Mr FALINSKI: I strongly disagree with you, to be honest. Was it not the case that ASIC actually entered your premises on numerous occasions and visited bank officials at home?

CHAIR: We have silence. Is Mr Elliott clarifying? Or have we lost Mr Elliott?

Mr Elliott : No, I'm here. Can you hear me?

Mr FALINSKI: Yes. ASIC disconnected you!

Mr Elliott : Yes. ASIC interfered; it was Mr Shipton on the phone! Sorry, you said ASIC entered the premises.

Mr FALINSKI: We know, because there were reports, that ASIC sent their officials to interview bank officers at their residences and entered your premises, as they are legally able to do, without telling bank officials that they were going to do that. Is that not the case?

Mr Elliott : I'm not aware that that is the case actually. I've never heard of ASIC interviewing anybody at their residence. I'm not aware of that. In all cases, to my knowledge, when ASIC come on our premises, it is well advised in advance and it is with total protocols and all of that other stuff. We've never had an issue with it—not to my knowledge.

Mr FALINSKI: Okay. Well, we've run out of time.

CHAIR: A final question, Mr Falinski.

Mr FALINSKI: I'll make this statement and I'll allow you to reply, Shayne. How can a loan officer, when they are interviewed by ASIC and told the implications of them not complying with the responsible lending obligation [inaudible] bankruptcy, not then find that a culture of great caution and would be very reticent to make loans?

Mr Elliott : I understand that, and there is always a risk of that. However, that is no different. If we just park ASIC for a second—

Mr FALINSKI: Yes, absolutely.

Mr Elliott : we've got a bank to run.

Mr FALINSKI: I understand that you have to work for ASIC and maintain good—

Mr Elliott : No, I'm not worried about that. I'm just saying that if this was just Shayne Elliott's bank, we have rules too, and we ask our loan officers to be prudent and thoughtful, and, hey, there are consequences for making bad decisions. My old boss at Citi used to say, 'It's okay to lose money as long as you do it properly.' As long as you followed a process—if you were a loan officer and you went through process; you asked the right questions, you were thoughtful, you used judgement—there's no harm in that. That's exactly what ASIC want as well. Where we let ourselves down, as I mentioned, is that sometimes these rules are grey, and all that people are asking for is clarity. 'Just explain it to me.' People are smart and well-meaning at ANZ. They're just saying, 'Give me clarity.' So, in my analogy, I'm happy to go all the way up to the line, but I'd really like to know where the line is. I'd like to know it in some level of specificity, and that's exactly what we're working on with ASIC. The last regulatory guide really helped, actually, but there's still more to do.

Mr FALINSKI: Thank you, Shayne.

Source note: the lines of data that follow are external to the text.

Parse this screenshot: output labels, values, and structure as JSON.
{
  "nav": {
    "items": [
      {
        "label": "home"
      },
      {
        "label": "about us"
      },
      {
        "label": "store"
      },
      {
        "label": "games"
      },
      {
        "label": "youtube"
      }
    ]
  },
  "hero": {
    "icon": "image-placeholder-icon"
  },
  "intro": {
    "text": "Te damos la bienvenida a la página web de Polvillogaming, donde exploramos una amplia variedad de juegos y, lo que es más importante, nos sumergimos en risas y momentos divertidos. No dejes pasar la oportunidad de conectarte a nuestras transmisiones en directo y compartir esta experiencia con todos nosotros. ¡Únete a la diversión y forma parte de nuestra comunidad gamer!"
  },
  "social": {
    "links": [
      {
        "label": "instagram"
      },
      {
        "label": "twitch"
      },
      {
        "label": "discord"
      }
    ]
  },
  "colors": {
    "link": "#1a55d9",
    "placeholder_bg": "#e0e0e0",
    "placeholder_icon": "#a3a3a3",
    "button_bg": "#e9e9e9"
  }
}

CHAIR: Thank you, committee members. Mr Elliott, I had other questions but I forwent them for Mr Falinski. You will have noted that I have submitted a series of questions over recent months related to low-cost merchant routing.

Mr Elliott : Yes.

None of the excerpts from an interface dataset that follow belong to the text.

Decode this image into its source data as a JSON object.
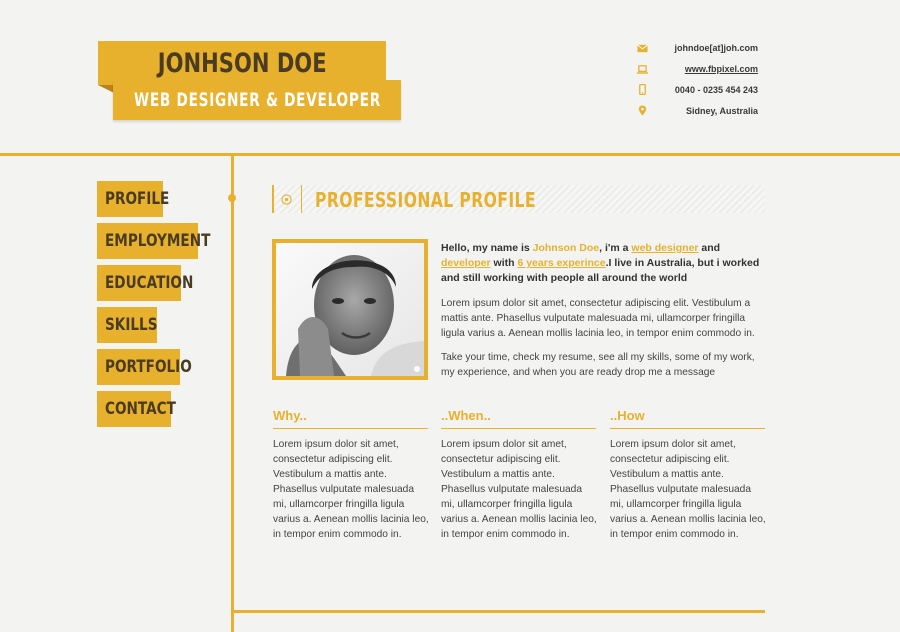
{
  "header": {
    "name": "JONHSON DOE",
    "subtitle": "WEB DESIGNER & DEVELOPER"
  },
  "contact": {
    "email": "johndoe[at]joh.com",
    "website": "www.fbpixel.com",
    "phone": "0040 - 0235 454 243",
    "location": "Sidney, Australia"
  },
  "nav": {
    "items": [
      {
        "label": "PROFILE"
      },
      {
        "label": "EMPLOYMENT"
      },
      {
        "label": "EDUCATION"
      },
      {
        "label": "SKILLS"
      },
      {
        "label": "PORTFOLIO"
      },
      {
        "label": "CONTACT"
      }
    ]
  },
  "section": {
    "title": "PROFESSIONAL PROFILE"
  },
  "intro": {
    "p1": "Hello, my name is ",
    "name": "Johnson Doe",
    "p2": ", i'm a ",
    "link1": "web designer",
    "p3": " and ",
    "link2": "developer",
    "p4": " with ",
    "link3": "6 years experince",
    "p5": ".I live in Australia, but i worked and still working with people all around the world"
  },
  "paragraphs": {
    "lorem": "Lorem ipsum dolor sit amet, consectetur adipiscing elit. Vestibulum a mattis ante. Phasellus vulputate malesuada mi, ullamcorper fringilla ligula varius a. Aenean mollis lacinia leo, in tempor enim commodo in.",
    "cta": "Take your time, check my resume, see all my skills, some of my work, my experience, and when you are ready drop me a message"
  },
  "columns": [
    {
      "title": "Why..",
      "text": "Lorem ipsum dolor sit amet, consectetur adipiscing elit. Vestibulum a mattis ante. Phasellus vulputate malesuada mi, ullamcorper fringilla ligula varius a. Aenean mollis lacinia leo, in tempor enim commodo in."
    },
    {
      "title": "..When..",
      "text": "Lorem ipsum dolor sit amet, consectetur adipiscing elit. Vestibulum a mattis ante. Phasellus vulputate malesuada mi, ullamcorper fringilla ligula varius a. Aenean mollis lacinia leo, in tempor enim commodo in."
    },
    {
      "title": "..How",
      "text": "Lorem ipsum dolor sit amet, consectetur adipiscing elit. Vestibulum a mattis ante. Phasellus vulputate malesuada mi, ullamcorper fringilla ligula varius a. Aenean mollis lacinia leo, in tempor enim commodo in."
    }
  ],
  "icons": {
    "email": "envelope-icon",
    "website": "laptop-icon",
    "phone": "phone-icon",
    "location": "map-pin-icon",
    "section": "target-icon"
  },
  "colors": {
    "accent": "#e8b12d",
    "dark_text": "#4a3c22",
    "background": "#f3f3f2"
  }
}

CHAIR: I'd stress that, because of the higher volume of transactions that are now being done through swipe of cards, there's a very keen interest from this committee, or at least from myself as chair, on low-cost routing and making sure that it's competitive and that businesses are getting best value, particularly in the recovery phase, as I'm sure you can understand. Obviously, the committee continues to be quite interested in issues around access to credit. Both Mr Simmonds and I put questions on notice in the context of data around SME lending—that backed up by the government's facility. The more information you give us about that the better, because, frankly, that's going to be critical for economic recovery. I'm sure other committee members may submit further questions on notice. Thank you for your attendance here today. The committee secretariat will be in touch with you in relation to any matters arising out of today's hearing. You'll be sent a copy of the transcript of your evidence, to which you can make corrections of grammar and fact. I now suspend proceedings.

Proceedings suspended from 12:17 to 13:15